The coastal commission’s executive director, Charles Lester, said the commission’s limited portfolio of agriculture permits suggests that many of the permitting issues addressed by farmers are actually disputes with the counties, which issue many coastal permits.

“A review of the permits in our system for the last 13 years that address agricultural issues reveals that about 75 percent of those are locally issued permits. So to the extent that this is a regulatory problem we really need to focus on LCP’s and how they’re being implemented,” Mr. Lester said at the hearing on Wednesday. “We continue to support doing appropriate streamlining through the tools that we have. We don’t think that any amendments to the Coastal Act or definitions of development are required. We have the tools we need to address these kinds of questions.”

A commissioner, Steve Blank, shot back that the reason so few Coastal Commission permits deal with agriculture was that many farmers do not even try to pursue permits because of the expense and difficulty.

Mr. Kinsey agreed that the commission’s influence on agriculture has been mixed. “The relationship to agriculture on the coast to date has been to protect it vigorously against development, which I think is appropriate, but not to support it in terms of the needs of producers,” Mr. Kinsey said in an interview. “It’s making it too bureaucratic [to have a ranch or farm], and they have to justify their actions rather than be supported in their actions.”

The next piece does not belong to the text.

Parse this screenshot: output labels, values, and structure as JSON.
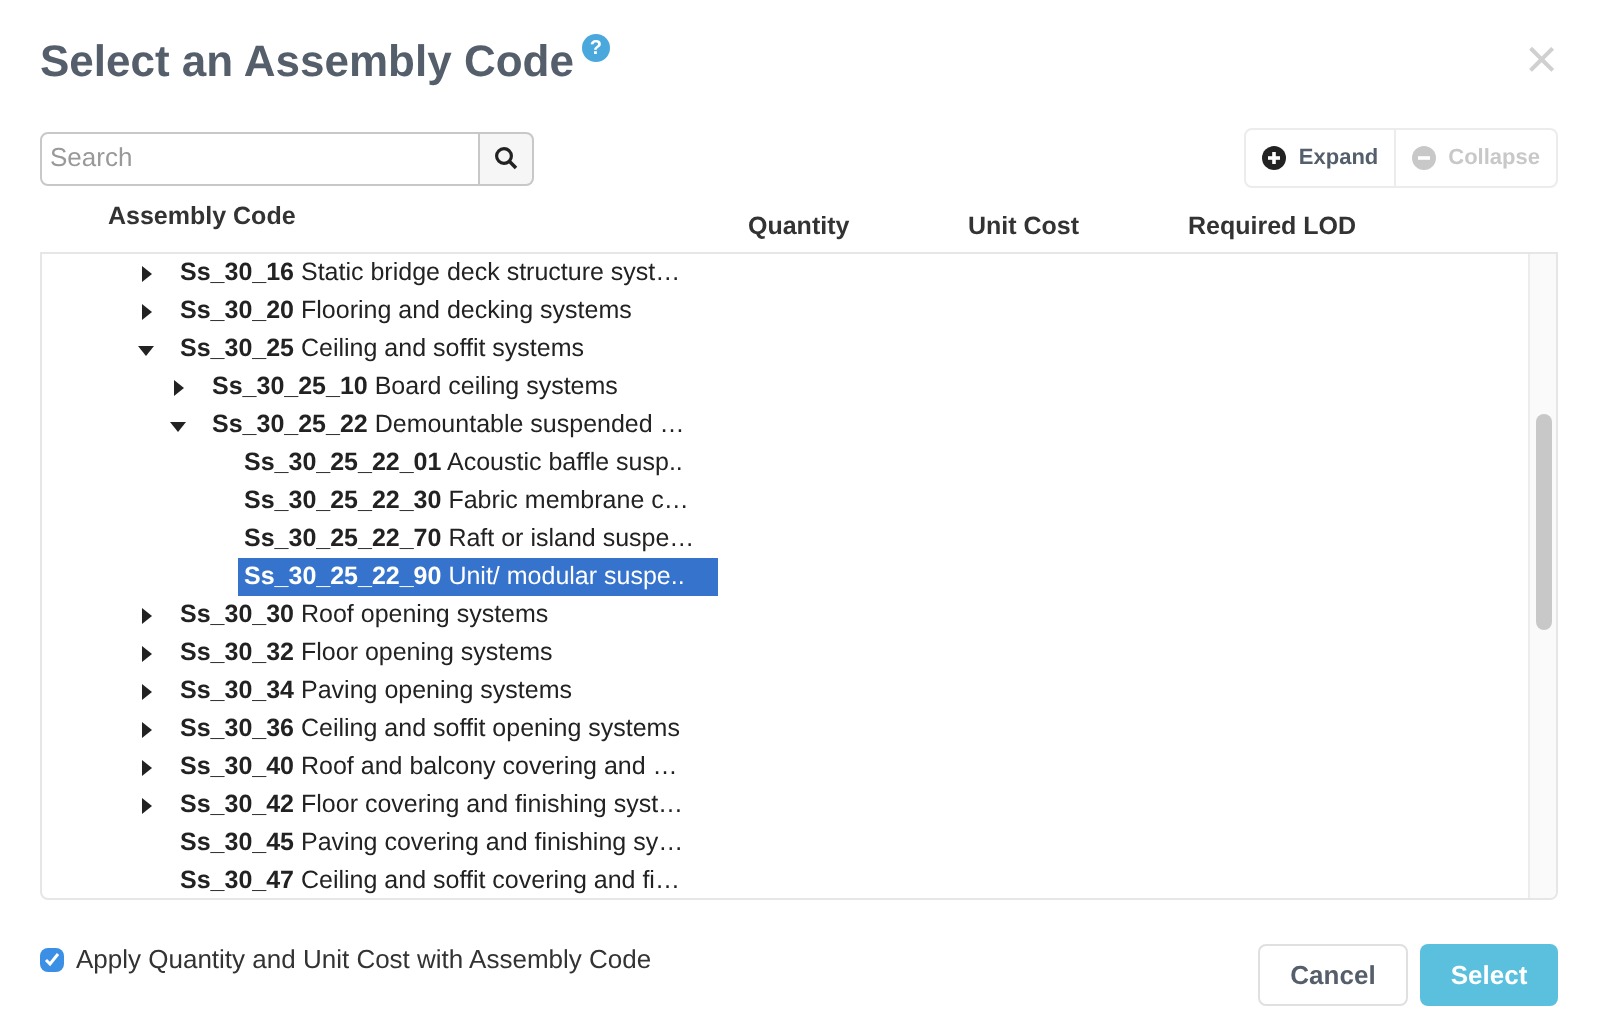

Mr. Kinsey said that was the reason a summit was a helpful primer for commissioners: “In many communities agriculture has been taken for granted, and as we’ve become an urbanized society very few people have an understanding of the needs of farmers… [This lack of understanding] gets in the way of effective policy because it puts up barriers where none are needed and it creates hardship when there should be help.”